How effective is the 2017 flu vaccine?
Unfortunately, the flu vaccine in Australia, which is the same one available this fall and winter in the United States, was only 10 percent effective in preventing illness from H3N2.
“Typically in years when the predominant strain is H3N2, there are more hospitalizations, more severe disease and people tend to get sicker,” said Dr. Michael Ison, a professor of infectious disease and organ transplantation at Northwestern University’s Feinberg School of Medicine.
Dr. Anthony Fauci, the director of the National Institute of Allergy and Infectious Diseases, suspects the vaccine won’t work any better in the U.S.
“It is possible that we will experience low vaccine effectiveness against influenza A (H3N2) viruses and a relatively severe influenza season if they predominate,” Fauci and colleagues wrote in an article published recently in the New England Journal of Medicine.
However, while vaccinated people can still get sick, generally they get a milder and less dangerous form of the illness.
Also, the vaccine protects against other flu strains.
“The protection against the others is much higher — 50 to 70 percent,” Schaffner said.

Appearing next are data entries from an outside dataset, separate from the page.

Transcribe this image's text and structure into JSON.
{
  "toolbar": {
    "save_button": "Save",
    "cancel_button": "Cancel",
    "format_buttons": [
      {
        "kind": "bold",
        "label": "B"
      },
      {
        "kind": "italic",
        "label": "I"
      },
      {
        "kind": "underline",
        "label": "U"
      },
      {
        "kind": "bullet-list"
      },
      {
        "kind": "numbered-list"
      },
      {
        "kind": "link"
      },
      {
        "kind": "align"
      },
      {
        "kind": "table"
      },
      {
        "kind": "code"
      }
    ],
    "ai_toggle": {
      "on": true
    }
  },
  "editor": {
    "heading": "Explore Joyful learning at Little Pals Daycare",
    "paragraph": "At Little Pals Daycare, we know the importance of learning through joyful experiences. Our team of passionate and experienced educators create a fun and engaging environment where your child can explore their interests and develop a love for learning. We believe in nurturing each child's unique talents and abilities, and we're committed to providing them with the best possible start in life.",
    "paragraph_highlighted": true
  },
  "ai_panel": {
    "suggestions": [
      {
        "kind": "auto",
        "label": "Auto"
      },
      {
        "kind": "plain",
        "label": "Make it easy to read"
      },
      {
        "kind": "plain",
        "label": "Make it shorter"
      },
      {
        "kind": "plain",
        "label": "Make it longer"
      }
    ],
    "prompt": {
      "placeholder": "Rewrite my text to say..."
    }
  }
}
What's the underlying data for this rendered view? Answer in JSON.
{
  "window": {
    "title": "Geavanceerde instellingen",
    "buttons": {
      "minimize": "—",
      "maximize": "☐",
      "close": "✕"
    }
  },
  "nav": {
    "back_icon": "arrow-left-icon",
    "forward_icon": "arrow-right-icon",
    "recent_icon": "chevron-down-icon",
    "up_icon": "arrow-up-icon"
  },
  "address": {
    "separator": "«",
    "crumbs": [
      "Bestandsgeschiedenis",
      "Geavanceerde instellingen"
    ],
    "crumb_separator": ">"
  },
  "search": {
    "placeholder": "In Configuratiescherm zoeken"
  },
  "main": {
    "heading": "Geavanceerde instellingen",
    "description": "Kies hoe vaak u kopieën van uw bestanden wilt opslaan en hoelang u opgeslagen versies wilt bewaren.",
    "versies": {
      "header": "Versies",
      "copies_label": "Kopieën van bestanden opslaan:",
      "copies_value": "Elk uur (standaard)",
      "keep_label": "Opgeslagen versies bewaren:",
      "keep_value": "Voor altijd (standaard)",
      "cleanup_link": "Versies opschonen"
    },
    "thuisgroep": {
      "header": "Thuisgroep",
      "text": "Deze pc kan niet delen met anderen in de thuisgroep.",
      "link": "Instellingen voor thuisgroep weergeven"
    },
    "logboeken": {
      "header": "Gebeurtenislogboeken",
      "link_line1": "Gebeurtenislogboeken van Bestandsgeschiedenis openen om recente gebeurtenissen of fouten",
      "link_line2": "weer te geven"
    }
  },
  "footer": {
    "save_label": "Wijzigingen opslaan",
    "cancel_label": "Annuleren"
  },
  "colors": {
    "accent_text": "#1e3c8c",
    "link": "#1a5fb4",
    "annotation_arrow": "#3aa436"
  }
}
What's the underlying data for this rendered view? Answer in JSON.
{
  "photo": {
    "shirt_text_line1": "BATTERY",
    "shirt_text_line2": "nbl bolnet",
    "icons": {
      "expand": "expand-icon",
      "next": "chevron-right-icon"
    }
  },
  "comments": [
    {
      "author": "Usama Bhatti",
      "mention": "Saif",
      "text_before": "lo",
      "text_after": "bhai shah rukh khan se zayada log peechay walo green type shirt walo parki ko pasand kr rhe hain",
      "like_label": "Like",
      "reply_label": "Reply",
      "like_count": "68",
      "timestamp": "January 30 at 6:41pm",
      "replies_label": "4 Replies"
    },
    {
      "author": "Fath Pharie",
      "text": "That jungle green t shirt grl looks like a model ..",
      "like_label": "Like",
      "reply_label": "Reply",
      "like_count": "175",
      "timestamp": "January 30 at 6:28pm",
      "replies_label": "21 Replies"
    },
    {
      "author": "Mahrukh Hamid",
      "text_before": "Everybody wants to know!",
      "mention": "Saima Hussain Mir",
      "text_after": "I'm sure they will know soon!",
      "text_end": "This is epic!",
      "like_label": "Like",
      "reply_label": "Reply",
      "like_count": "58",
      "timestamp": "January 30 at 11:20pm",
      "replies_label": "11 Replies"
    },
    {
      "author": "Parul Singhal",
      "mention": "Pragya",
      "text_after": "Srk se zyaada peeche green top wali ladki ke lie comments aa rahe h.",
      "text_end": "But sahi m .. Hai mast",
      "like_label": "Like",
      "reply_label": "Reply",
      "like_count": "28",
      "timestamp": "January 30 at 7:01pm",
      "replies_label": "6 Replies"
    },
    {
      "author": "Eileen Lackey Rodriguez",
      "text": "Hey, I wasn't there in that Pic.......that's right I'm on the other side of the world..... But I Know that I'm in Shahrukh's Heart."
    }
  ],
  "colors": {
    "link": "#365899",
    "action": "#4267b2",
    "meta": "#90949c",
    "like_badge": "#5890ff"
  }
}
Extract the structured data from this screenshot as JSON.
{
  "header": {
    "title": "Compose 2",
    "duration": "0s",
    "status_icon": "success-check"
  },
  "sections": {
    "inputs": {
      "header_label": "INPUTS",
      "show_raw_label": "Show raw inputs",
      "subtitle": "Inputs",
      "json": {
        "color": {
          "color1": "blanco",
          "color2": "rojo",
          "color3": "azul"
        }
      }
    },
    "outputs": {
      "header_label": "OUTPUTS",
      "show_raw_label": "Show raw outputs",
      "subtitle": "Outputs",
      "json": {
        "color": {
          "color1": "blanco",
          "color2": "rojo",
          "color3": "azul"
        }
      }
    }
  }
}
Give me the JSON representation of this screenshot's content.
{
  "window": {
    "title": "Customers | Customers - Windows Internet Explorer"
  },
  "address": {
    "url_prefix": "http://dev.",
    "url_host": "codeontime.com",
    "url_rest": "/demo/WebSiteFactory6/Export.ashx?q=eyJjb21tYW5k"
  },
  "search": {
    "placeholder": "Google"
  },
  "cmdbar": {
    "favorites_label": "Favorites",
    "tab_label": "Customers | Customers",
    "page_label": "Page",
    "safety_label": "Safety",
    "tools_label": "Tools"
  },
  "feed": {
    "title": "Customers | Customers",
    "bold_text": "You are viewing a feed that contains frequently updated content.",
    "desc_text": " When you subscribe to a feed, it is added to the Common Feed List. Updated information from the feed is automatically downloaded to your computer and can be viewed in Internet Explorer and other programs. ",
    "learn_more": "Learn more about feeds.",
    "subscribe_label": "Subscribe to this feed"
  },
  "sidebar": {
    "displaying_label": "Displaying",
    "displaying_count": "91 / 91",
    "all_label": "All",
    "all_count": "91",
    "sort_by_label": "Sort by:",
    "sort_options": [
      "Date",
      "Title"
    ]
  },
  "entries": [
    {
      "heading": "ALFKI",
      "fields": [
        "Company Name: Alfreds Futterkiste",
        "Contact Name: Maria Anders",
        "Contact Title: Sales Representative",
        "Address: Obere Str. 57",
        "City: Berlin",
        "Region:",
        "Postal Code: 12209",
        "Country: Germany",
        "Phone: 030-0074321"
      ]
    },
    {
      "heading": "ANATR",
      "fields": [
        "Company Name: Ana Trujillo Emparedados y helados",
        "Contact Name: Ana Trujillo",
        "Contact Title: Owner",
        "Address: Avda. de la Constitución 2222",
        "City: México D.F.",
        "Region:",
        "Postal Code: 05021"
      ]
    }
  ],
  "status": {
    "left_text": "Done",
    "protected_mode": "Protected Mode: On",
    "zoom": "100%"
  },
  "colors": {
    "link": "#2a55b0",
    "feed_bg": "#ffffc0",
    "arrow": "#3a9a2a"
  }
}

Even if the flu vaccine is just 10 percent effect against H3N2, a flu shot is especially important for adults aged 50 and older. Because the influenza virus triggers an inflammatory response in the body, in the two to eight weeks after recovering, older adults have a three to five times increased risk of having a heart attack and a two to three times increased risk of having a stroke, said Schaffner.
H3N2 is known to cause a much more substantial inflammatory response than some of the other strains.
“We think of the influenza virus as attacking the throat, the bronchial tubes and the lungs,” he explained. “But it affects the whole body. It can involve the blood vessels, particularly those going to the heart and the brain. If they are inflamed they can clog up and that can produce a heart attack or a stroke.”
However imperfect the flu shots are, “current influenza vaccines remain a valuable public health tool, and it is always better to get vaccinated," Fauci and colleagues wrote in the Journal.
The CDC estimates that the flu shot prevented 40,000 deaths in the United States between the 2005-2006 and 2013-2014 seasons.